Law’s younger, cheekier Dumbledore doesn’t quite hit the same high marks as the older versions of the character played by Richard Harris and Michael Gambon in the Harry Potter series, but his lack of screen time doesn’t afford him many scene-stealing opportunities. He does channel the sense of warmth established in earlier (or perhaps later, given the film’s prequel status in the Harry Potter timeline) portrayals of Dumbledore, and there’s a playfulness in his performance that echoes the more familiar portrayals of the character.
Depp, on the other hand, is in epic scene-chewing form as the pale-skinned Grindelwald, who gives the Pirates of the Caribbean actor a chance to take his quirky antics for a spin on the dark side. He’s always been at his best in roles that let him walk the fine line between cleverness and insanity, and portraying Grindelwald lets him teeter back and forth across that line at will. There’s little about his Grindelwald portrayal that we haven’t seen before in Depp roles, but those elements align well with the character.
Like Redmayne, returning cast members Katherine Waterston, Dan Fogler, Alison Sudol, and Ezra Miller all seem more comfortable in their roles in this second adventure, and more invested in the characters they introduced in Fantastic Beasts. Sudol in particular adds some welcome depth to her character, the bubbly, mind-reading witch Queenie Goldstein, who was one of the standouts in the first film despite limited screen time. Fogler and Miller, on the other hand, feel a bit shortchanged this time around, with dramatically less screen time and less interesting character arcs for both of their characters.
While all of that is well and good, The Crimes of Grindelwald takes a big risk by diving into the deep end of the mythology of the Harry Potter universe quite a bit more than expected — and for audiences who might not be as familiar with the source material, probably more than they hoped.
The Crimes of Grindelwald is steeped in the lore of Harry Potter’s saga, introducing one character or magical object after another that references plot points in author J.K. Rowling’s wildly popular books and the movies adapted from them. Rowling penned the scripts for both Fantastic Beasts and The Crimes of Grindelwald, and after delivering an initial spinoff film that was surprisingly friendly to newcomers — even those who might have missed the Harry Potter movies — the sequel flips the script (pardon the pun) with an extremely dense, continuity-heavy story that demands more than a passing knowledge of the timeline to keep up with the events that unfold.
This reliance on a knowledge of the Harry Potter universe beyond what’s occurred on the screen makes for some problematic narrative leaps and seemingly unnecessary character arcs, as Rowlings’ story seems to assume the audience comes into the movie with knowledge of characters, concepts, and family trees that just weren’t imparted by the big-screen adaptations of the books. At times, The Crimes of Grindelwald feels like the sixth or seventh chapter of a story, not the second, and although that might not be an issue for fans of the Harry Potter universe who can fill in the narrative gaps from their own knowledge base, those gaps can easily trip up a more mainstream audience at best, and become bottomless pits for anyone even less familiar with the saga so far.
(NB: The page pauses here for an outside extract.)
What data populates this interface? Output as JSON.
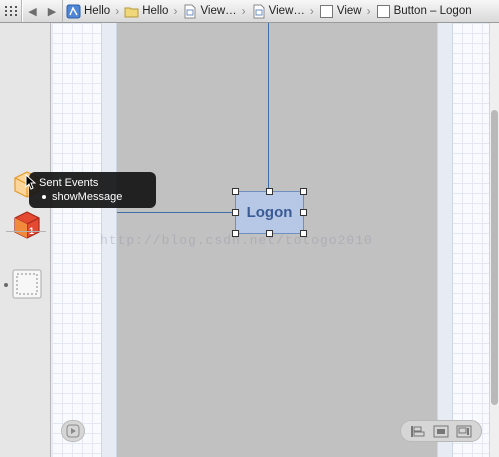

As with many of the middle installments of the Harry Potter movie series, The Crimes of Grindelwald is essentially a bridge story, as there’s little in the way of resolution at the end of the film. Anyone expecting another Fantastic Beasts that manages to be both a satisfying stand-alone adventure and an expanded look at the Harry Potter universe will find a lot of the latter, but little of the former. To say that it ends on a cliffhanger isn’t entirely accurate, as The Crimes of Grindelwald feels more akin to the end of one chapter in a novel, rather than the end of one novel in a series.
Opinions will certainly be mixed on The Crimes of Grindelwald, which is absolutely beautiful to look at and hits all the right marks for a big-screen, theatrical experience, but falls frustratingly short as a fully fleshed-out movie. What it lacks in accessibility for mainstream audiences and narrative cohesion, it certainly makes up for in spectacle.